You can use it without the stand or string, but the ethernet cable doesn’t sit flush with the base, so it ends up being propped up a little. This is the option I went with as I had no interest in hanging them up around the home.
The set-up procedure wasn’t exactly smooth. These use Bluetooth for the set-up process, so in theory, it should be one of the easiest solutions on the market, but two of the three units required multiple attempts to get to work.
At first, I assumed the initial set up failed because my loan sample may not have been reset, but I experienced a failure to pair the 2nd time, only succeeding on my third attempt. The 1st satellite had several failures, with me regularly receiving a red glowing logo. The 2nd satellite paired the first-time round.
When switching the system to bridge mode, one of the satellites decided it did not want to work anymore, showing its red light.
When you manage to pair the satellites, the app will identify how close they are to each other, and if you should locate them further apart. This is a useful feature to maximise the performance of your system.
With everything finally set up properly, the system works well. The app itself is much more feature-rich than the Nokia Beacon 1 I have just reviewed.

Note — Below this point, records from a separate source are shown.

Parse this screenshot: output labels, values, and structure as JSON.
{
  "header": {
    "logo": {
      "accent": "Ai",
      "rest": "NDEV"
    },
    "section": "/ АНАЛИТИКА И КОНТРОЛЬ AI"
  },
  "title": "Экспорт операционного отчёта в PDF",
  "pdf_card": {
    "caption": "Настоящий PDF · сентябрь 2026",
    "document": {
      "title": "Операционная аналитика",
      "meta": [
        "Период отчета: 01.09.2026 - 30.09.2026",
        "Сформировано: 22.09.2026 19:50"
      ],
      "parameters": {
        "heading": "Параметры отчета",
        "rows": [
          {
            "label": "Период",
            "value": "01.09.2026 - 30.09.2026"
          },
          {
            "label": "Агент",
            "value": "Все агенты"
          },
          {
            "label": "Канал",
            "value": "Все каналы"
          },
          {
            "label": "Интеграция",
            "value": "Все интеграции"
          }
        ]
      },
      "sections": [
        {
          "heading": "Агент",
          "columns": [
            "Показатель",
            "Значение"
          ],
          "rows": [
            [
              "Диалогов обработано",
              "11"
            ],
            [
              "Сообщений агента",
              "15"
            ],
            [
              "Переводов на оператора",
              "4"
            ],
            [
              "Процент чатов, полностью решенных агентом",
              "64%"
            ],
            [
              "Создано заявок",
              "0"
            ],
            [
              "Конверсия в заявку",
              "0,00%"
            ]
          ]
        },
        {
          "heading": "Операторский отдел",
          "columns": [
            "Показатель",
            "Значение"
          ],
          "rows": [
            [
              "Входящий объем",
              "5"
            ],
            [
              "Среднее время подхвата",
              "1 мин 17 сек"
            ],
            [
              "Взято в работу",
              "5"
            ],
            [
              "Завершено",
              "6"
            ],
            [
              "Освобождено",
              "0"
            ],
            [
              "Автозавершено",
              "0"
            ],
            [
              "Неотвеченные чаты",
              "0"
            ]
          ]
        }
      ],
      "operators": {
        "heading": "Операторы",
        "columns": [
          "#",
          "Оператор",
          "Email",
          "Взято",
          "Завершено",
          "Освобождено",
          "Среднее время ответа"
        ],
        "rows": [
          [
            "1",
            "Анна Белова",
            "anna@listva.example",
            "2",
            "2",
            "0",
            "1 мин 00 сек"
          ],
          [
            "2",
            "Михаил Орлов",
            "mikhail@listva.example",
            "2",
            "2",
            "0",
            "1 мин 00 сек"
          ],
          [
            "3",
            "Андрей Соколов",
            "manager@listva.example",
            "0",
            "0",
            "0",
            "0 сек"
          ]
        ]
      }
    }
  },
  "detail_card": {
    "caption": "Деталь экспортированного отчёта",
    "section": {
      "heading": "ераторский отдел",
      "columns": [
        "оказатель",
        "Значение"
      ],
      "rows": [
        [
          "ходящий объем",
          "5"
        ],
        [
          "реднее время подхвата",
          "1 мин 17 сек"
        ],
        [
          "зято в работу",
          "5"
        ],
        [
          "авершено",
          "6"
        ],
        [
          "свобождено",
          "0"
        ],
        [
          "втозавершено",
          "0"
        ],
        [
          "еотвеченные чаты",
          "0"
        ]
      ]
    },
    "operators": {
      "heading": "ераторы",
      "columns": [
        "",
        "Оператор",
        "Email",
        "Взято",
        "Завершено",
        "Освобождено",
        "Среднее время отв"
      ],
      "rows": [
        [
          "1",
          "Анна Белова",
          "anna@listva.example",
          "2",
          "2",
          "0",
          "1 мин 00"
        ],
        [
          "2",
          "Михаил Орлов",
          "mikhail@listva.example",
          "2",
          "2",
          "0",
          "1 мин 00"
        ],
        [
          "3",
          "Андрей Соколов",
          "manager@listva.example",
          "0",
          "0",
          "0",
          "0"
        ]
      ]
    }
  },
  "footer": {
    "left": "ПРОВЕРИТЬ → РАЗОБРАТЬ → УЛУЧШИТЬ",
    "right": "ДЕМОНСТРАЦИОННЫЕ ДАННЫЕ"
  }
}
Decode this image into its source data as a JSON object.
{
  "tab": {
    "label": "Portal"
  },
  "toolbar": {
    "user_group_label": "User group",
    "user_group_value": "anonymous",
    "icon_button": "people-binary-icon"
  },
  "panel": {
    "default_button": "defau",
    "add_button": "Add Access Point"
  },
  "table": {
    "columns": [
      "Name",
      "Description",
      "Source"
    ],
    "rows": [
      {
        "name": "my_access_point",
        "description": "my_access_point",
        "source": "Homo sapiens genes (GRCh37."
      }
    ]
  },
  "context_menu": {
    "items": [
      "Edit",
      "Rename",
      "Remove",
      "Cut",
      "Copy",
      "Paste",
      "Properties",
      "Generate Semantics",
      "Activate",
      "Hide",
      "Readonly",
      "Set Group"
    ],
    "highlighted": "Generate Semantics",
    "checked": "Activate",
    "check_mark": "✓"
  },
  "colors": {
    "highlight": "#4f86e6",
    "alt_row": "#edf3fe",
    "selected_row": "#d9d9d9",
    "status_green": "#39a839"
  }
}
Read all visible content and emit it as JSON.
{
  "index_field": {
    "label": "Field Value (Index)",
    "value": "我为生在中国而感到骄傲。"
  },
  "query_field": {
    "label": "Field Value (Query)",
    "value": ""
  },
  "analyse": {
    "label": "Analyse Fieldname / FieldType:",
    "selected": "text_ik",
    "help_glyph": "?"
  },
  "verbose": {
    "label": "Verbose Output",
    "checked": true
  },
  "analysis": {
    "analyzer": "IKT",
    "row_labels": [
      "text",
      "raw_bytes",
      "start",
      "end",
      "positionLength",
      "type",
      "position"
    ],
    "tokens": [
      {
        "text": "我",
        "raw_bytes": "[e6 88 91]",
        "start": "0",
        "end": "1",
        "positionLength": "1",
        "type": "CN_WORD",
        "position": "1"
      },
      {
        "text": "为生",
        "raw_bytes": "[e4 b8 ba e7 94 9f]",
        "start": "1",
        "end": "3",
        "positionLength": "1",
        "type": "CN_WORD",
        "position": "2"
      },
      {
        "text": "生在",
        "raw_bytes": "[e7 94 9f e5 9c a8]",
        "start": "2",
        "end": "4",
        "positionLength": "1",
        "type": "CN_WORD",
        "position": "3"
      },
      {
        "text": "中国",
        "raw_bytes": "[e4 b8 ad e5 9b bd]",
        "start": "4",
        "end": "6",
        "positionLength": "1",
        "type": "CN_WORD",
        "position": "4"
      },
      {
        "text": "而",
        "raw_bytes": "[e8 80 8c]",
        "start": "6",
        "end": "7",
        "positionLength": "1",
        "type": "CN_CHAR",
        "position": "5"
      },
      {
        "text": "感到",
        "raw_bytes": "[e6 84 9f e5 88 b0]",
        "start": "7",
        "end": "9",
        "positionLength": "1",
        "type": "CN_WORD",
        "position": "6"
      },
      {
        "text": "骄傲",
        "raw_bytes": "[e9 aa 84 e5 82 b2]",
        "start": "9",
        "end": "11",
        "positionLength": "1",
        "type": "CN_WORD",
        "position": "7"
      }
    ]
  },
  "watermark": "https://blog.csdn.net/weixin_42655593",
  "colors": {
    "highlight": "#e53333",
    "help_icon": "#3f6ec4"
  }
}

At close range on iPerf I was able to achieve an average of over 530Mbps with large file transfers ranging from 55MB/s to 65MB/s. The range is good and having a single router centrally located in my brick-built 4-bed semi-detached I was able to get a reliable signal in most rooms. This did obviously drop down considerably, and in my spare bedroom which is up and across two rooms, the speeds dropped down to around 40Mbps.
Using the satellites improved performance across the house and using the 2nd satellite I was able to get a strong signal in my garage which is across the back garden with the garage being brick-built itself. The tri-band helps maintain speeds between satellites, with these running I was able to increase speeds in the spare bedroom to 346Mbps and also get over 120Mbps in the garage.
Moving around the home while connecting to Wi-Fi caused little issue, and the system appears to be able to handoff to the closest satellite seamlessly.
Once set up and working this is an excellent system, it offers superb value for money being cheaper than other tri-band systems on the market and offers performance well above its price point.
Sadly, it is let down slightly by the more difficult than normal set up process, this was annoying for me, but for someone less technical it could result in them giving up and returning the system.
I am indifferent towards the design, I can appreciate the appeal of a smaller system, but to then have the satellites propped up on display seems like a strange idea.
Overall, if you are will to be patient with the setup process, this is a good mesh Wi-Fi system offering excellent value for money.
Fantastic price to performance ratio with a trade-off of a troublesome setup process.
Set up - 65%
Performance - 85%
Price - 90%